Curtin University is an Australian public research university based in Bentley and Perth, Western Australia. It is named after John Curtin, Prime Minister of Australia from 1941 to 1945, and is the largest university in Western Australia, with 56,662 students in 2017.
It is the only Western Australian university to produce a PhD recipient of the AINSE gold medal, which is the highest recognition for PhD-level research excellence in Australia and New Zealand.
Curtin has become active in research and partnerships overseas, particularly in mainland China, and has received funding from major Chinese companies such as Tencent. It is involved in a number of business, management, and research projects, particularly in supercomputing, where the university participates in a tri-continental array with nodes in Perth, Beijing, and Edinburgh
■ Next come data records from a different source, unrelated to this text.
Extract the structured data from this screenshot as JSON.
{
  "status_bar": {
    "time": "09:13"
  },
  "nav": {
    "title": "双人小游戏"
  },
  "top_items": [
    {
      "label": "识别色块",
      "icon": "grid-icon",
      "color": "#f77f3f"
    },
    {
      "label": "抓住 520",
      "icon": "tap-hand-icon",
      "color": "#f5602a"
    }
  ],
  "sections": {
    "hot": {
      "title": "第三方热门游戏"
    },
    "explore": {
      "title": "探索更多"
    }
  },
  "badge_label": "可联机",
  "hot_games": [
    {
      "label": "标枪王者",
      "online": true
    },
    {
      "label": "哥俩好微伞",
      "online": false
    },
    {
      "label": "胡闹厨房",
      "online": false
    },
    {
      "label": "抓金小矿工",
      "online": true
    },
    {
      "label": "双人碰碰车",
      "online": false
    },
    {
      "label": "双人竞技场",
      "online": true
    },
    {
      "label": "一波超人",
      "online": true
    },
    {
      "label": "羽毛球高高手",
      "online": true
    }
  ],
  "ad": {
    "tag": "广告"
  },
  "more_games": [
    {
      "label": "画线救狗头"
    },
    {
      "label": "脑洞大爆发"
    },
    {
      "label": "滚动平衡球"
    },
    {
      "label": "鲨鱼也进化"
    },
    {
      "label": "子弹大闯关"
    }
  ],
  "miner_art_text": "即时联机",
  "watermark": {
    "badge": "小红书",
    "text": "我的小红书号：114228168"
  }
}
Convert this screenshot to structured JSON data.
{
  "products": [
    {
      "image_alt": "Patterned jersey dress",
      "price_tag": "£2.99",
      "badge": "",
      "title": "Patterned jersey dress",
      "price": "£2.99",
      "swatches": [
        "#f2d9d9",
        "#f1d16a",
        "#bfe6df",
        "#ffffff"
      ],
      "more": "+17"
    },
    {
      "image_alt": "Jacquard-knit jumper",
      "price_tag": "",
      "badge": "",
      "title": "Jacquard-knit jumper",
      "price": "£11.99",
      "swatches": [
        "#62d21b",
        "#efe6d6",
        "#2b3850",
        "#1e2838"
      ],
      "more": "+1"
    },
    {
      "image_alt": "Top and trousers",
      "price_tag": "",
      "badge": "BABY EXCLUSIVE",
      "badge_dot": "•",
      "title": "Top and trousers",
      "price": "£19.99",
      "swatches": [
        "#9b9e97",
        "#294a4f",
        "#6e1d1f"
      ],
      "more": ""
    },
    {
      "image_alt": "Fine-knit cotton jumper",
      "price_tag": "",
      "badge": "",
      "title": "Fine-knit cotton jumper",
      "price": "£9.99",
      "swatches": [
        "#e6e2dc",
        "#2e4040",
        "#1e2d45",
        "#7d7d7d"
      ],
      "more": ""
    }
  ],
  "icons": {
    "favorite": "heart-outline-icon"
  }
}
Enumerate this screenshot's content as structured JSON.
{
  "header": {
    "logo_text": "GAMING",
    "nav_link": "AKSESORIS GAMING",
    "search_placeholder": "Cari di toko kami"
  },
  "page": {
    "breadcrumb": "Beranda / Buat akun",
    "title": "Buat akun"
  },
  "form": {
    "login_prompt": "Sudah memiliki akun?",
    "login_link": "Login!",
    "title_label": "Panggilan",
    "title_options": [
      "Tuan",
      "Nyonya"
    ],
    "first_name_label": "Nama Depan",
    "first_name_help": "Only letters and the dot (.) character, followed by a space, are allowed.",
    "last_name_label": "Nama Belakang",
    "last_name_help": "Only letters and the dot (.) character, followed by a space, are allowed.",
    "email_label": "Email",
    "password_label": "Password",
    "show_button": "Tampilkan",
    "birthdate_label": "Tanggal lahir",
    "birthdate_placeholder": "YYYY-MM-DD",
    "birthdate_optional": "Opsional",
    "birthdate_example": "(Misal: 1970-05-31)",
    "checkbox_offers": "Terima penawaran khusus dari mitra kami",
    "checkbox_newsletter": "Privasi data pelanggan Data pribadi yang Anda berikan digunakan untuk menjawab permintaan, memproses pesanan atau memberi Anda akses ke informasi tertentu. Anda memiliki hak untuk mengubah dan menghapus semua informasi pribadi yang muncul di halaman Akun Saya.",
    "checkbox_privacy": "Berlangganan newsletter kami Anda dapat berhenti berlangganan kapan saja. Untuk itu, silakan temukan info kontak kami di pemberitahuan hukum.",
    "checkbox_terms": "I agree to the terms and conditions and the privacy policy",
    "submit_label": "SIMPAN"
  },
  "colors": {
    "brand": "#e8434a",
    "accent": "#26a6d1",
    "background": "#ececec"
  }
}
We talk to Paul Nicholls from the Research Office about their work in technology and innovation.
INCITE: Tell us what you & your team do at Curtin University (or how Curtin University practices innovation)
Paul: The Research Partnerships Team within the Research Office work between industry, government and Curtin researchers to help deliver shared value across these communities. They enable creation of value by listening to external demand and linking this to Curtin’s research capabilities using a range of collaborative mechanisms including leveraging grant schemes, joint ventures and bilateral contracting.
INCITE: What has been one of the best ICT / Tech Project / milestones Curtin University have seen, been involved in or managed?
Paul: The Square Kilometre Array (SKA) will be the biggest radio telescope ever built, with a collecting area two orders of magnitude larger than the current technology. Not only will the sensitivity of the SKA revolutionise discoveries made with radio astronomy, its huge span of antenna also ensures an angular resolution that will be able to detect faint emissions from galaxies much farther away than current technology allows. This project pushes the capabilities of ICT infrastructure in terms of data collection, transmission, storage, distribution and analysis. Curtin leads a key SKA precursor called the Murchison Widefield Array.
INCITE: Why does Curtin University support the INCITE Awards?
Paul: Curtin University is a strong supporter and driver of innovation in WA. We believe it is critical to recognise and reward those students and employees who strive to innovate and make tomorrow better! The Incite awards provide a perfect platform for this through the Incite awards.
Find out more about Curtin University at https://www.curtin.edu.au/